Ireland’s exceptional We Banjo 3 have carved out a unique niche for themselves, courtesy of the fusion of styles they fondly refer to as “Celtgrass,” an astute combination of bluegrass, Celtic music, folk sounds, and both new and old world traditions. Their name may offer the impression that banjo music is all they do, but fiddle, guitar, and mandolin add extra elements as well.
Consisting of two sets of siblings — brothers Edna Schahil (tenor banjo, vocals) and Fergal Scahil (fiddle, viola, dobro, percussion, guitar, mandolin, vocals) and brothers Martin Howley (tenor banjo, mandolin, vocals) and David Howley (lead vocals, guitar) — We Banjo 3 have rightly been the recipients of all sorts of honors, among them, the #1 position in Billboard’s World Music charts, high praise from IMOR (the Irish Music Rights Organization), and the distinction of providing the entertainment for the annual Friends of Ireland luncheon on Capitol Hill.

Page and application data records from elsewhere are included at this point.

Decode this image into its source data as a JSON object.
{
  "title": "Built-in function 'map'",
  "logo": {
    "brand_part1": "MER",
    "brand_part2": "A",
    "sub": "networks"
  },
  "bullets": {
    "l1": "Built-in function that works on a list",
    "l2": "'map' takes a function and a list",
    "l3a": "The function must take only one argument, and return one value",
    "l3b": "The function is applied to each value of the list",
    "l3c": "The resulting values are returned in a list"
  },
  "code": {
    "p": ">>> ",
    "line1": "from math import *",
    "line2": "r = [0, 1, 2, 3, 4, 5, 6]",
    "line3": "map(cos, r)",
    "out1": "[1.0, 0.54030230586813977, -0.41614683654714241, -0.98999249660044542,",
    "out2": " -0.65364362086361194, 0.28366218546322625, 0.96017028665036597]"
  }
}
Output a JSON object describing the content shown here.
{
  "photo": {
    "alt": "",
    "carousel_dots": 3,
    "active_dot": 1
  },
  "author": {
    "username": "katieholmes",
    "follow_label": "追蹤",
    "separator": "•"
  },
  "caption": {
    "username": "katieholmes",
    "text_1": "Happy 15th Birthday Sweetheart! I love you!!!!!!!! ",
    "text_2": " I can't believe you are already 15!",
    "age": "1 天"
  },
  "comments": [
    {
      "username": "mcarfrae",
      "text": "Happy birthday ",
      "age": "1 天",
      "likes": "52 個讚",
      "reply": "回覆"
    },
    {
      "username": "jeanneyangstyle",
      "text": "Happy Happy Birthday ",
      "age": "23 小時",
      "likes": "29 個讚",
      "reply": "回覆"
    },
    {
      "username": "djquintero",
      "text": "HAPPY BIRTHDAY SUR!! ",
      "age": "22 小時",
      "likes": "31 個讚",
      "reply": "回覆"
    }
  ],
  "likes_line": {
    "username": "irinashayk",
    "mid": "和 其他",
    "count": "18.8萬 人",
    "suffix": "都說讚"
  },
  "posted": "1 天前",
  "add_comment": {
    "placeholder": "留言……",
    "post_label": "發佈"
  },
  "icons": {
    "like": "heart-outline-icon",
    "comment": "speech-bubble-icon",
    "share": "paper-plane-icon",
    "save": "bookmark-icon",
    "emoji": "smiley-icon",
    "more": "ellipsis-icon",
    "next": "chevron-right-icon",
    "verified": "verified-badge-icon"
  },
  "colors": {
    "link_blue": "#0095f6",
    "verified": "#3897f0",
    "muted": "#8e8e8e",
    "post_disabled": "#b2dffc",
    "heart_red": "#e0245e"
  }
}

More importantly however, the group has amassed a devoted fan following, one that makes itself heard on their spectacular new LP, Roots to Rise Live, a concert recording that offers an ideal summation of all their strengths. Recorded at The Ark in Ann Arbor Michigan this past February, it emphasizes the energy and exuberance that only a live recording can effectively capture, even as it encapsulates all the elements that make this band so exceptional.

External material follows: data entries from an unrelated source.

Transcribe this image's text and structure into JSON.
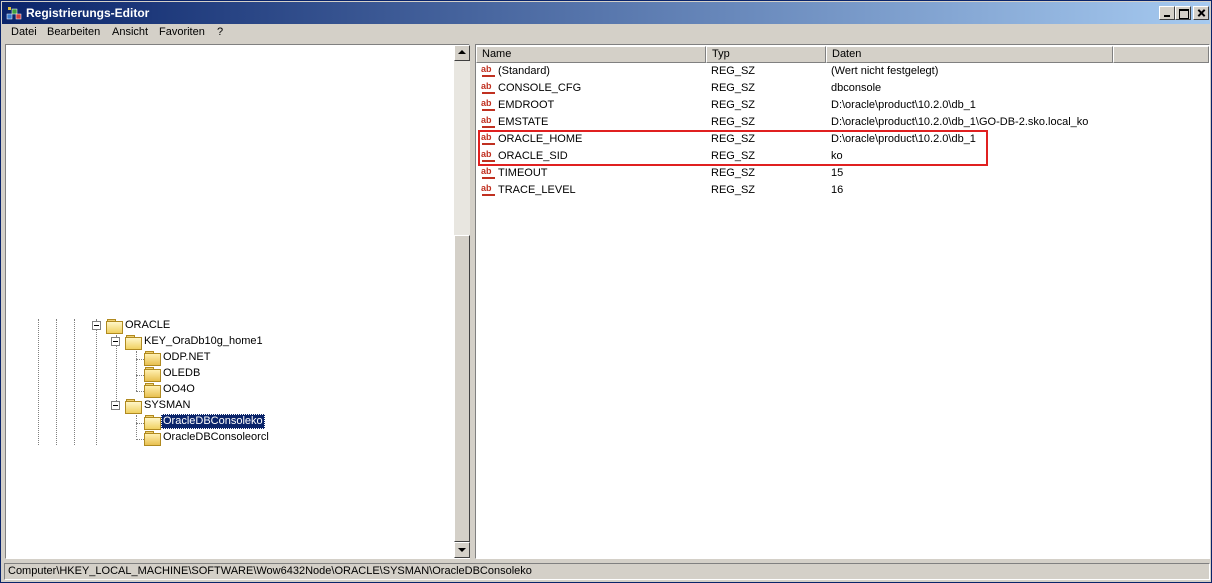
{
  "window": {
    "title": "Registrierungs-Editor"
  },
  "menu": [
    {
      "label": "Datei"
    },
    {
      "label": "Bearbeiten"
    },
    {
      "label": "Ansicht"
    },
    {
      "label": "Favoriten"
    },
    {
      "label": "?"
    }
  ],
  "tree": {
    "nodes": [
      {
        "label": "ORACLE",
        "expanded": true
      },
      {
        "label": "KEY_OraDb10g_home1",
        "expanded": true
      },
      {
        "label": "ODP.NET"
      },
      {
        "label": "OLEDB"
      },
      {
        "label": "OO4O"
      },
      {
        "label": "SYSMAN",
        "expanded": true
      },
      {
        "label": "OracleDBConsoleko",
        "selected": true
      },
      {
        "label": "OracleDBConsoleorcl"
      }
    ]
  },
  "list": {
    "columns": [
      "Name",
      "Typ",
      "Daten"
    ],
    "rows": [
      {
        "name": "(Standard)",
        "type": "REG_SZ",
        "data": "(Wert nicht festgelegt)"
      },
      {
        "name": "CONSOLE_CFG",
        "type": "REG_SZ",
        "data": "dbconsole"
      },
      {
        "name": "EMDROOT",
        "type": "REG_SZ",
        "data": "D:\\oracle\\product\\10.2.0\\db_1"
      },
      {
        "name": "EMSTATE",
        "type": "REG_SZ",
        "data": "D:\\oracle\\product\\10.2.0\\db_1\\GO-DB-2.sko.local_ko"
      },
      {
        "name": "ORACLE_HOME",
        "type": "REG_SZ",
        "data": "D:\\oracle\\product\\10.2.0\\db_1"
      },
      {
        "name": "ORACLE_SID",
        "type": "REG_SZ",
        "data": "ko"
      },
      {
        "name": "TIMEOUT",
        "type": "REG_SZ",
        "data": "15"
      },
      {
        "name": "TRACE_LEVEL",
        "type": "REG_SZ",
        "data": "16"
      }
    ],
    "value_icon": "ab-string-value-icon"
  },
  "status": {
    "path": "Computer\\HKEY_LOCAL_MACHINE\\SOFTWARE\\Wow6432Node\\ORACLE\\SYSMAN\\OracleDBConsoleko"
  },
  "colors": {
    "title_start": "#0a246a",
    "title_end": "#a6caf0",
    "selection": "#0a246a",
    "highlight_border": "#e02020",
    "chrome": "#d4d0c8"
  }
}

That’s evident early on with the rousing reception given the band’s upbeat introduction, Shine On, and, in fact, all the tracks that follow, most of which find the crowd clapping along and sharing their enthusiasm. The upbeat and effusive Little Lisa Jane, Tell Me Why and Prettiest Little Girl are alone enough to ensure the revelry remains intact, but the jolly delivery of Wynnes, the rugged determination of This Is Home and the stirring sound of Annabelle’s Cannon add to the enjoyment and make for a merry mood throughout.
That said, there are moments of respite as well. The pleasant pluck of fiddle and banjo on Puncheon Floor crest into a crescendo, while the sweet serenade of Marry Me Monday provides the proceedings with a decided ebb and flow. Likewise, the balance between traditional tunes and original offerings offer enough variation and vitality to keep the audience entertained and involved.

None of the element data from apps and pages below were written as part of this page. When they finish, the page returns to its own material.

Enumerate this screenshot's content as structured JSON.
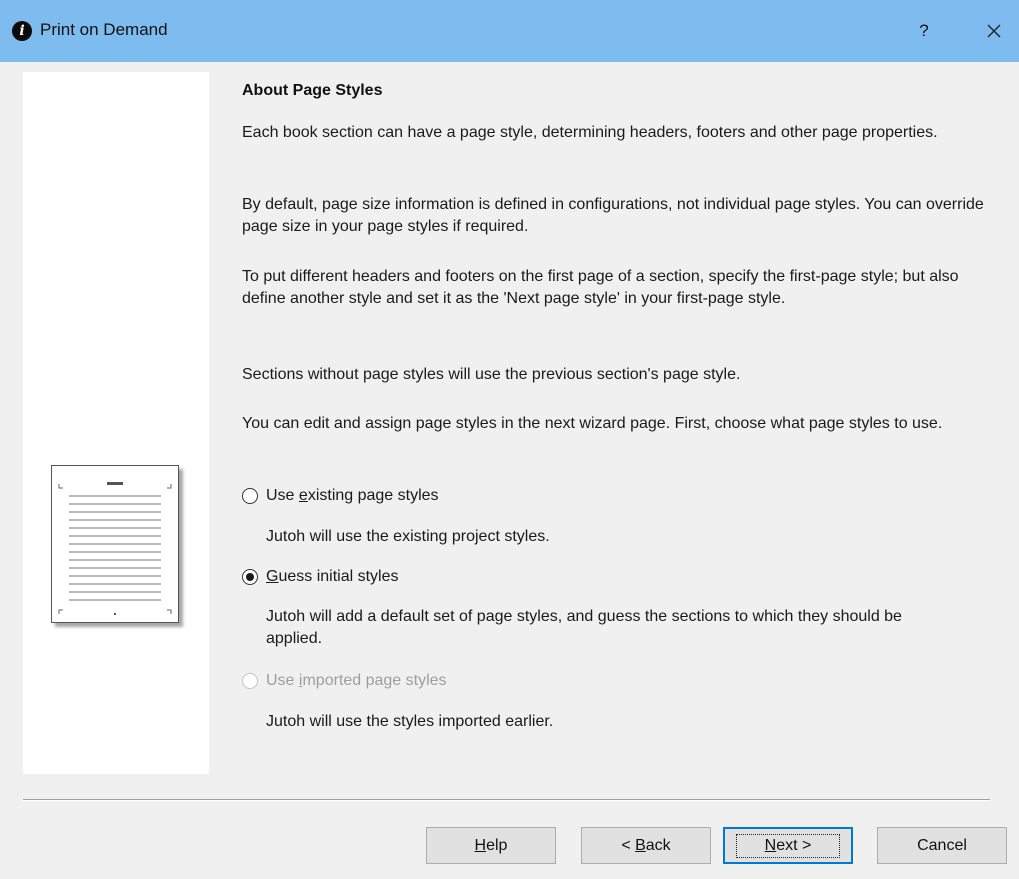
{
  "window": {
    "title": "Print on Demand",
    "help_label": "?",
    "close_label": "×",
    "colors": {
      "titlebar": "#7ebcf0",
      "background": "#f0f0f0",
      "accent": "#0078d7"
    }
  },
  "content": {
    "heading": "About Page Styles",
    "paragraphs": [
      "Each book section can have a page style, determining headers, footers and other page properties.",
      "By default, page size information is defined in configurations, not individual page styles. You can override page size in your page styles if required.",
      "To put different headers and footers on the first page of a section, specify the first-page style; but also define another style and set it as the 'Next page style' in your first-page style.",
      "Sections without page styles will use the previous section's page style.",
      "You can edit and assign page styles in the next wizard page. First, choose what page styles to use."
    ],
    "options": [
      {
        "pre": "Use ",
        "accel": "e",
        "post": "xisting page styles",
        "description": "Jutoh will use the existing project styles.",
        "selected": false,
        "disabled": false
      },
      {
        "pre": "",
        "accel": "G",
        "post": "uess initial styles",
        "description": "Jutoh will add a default set of page styles, and guess the sections to which they should be applied.",
        "selected": true,
        "disabled": false
      },
      {
        "pre": "Use ",
        "accel": "i",
        "post": "mported page styles",
        "description": "Jutoh will use the styles imported earlier.",
        "selected": false,
        "disabled": true
      }
    ]
  },
  "buttons": {
    "help": {
      "accel": "H",
      "post": "elp"
    },
    "back": {
      "pre": "< ",
      "accel": "B",
      "post": "ack"
    },
    "next": {
      "accel": "N",
      "post": "ext >"
    },
    "cancel": {
      "label": "Cancel"
    }
  },
  "icons": {
    "app": "jutoh-info-icon",
    "page_preview": "page-layout-preview-icon"
  }
}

Ultimately, Roots to Rise Live is, as its name implies, the best showcase yet for this extraordinary ensemble. Newcomers are best advised to begin here, while fans and followers ought to consider this effort one that’s clearly compulsory.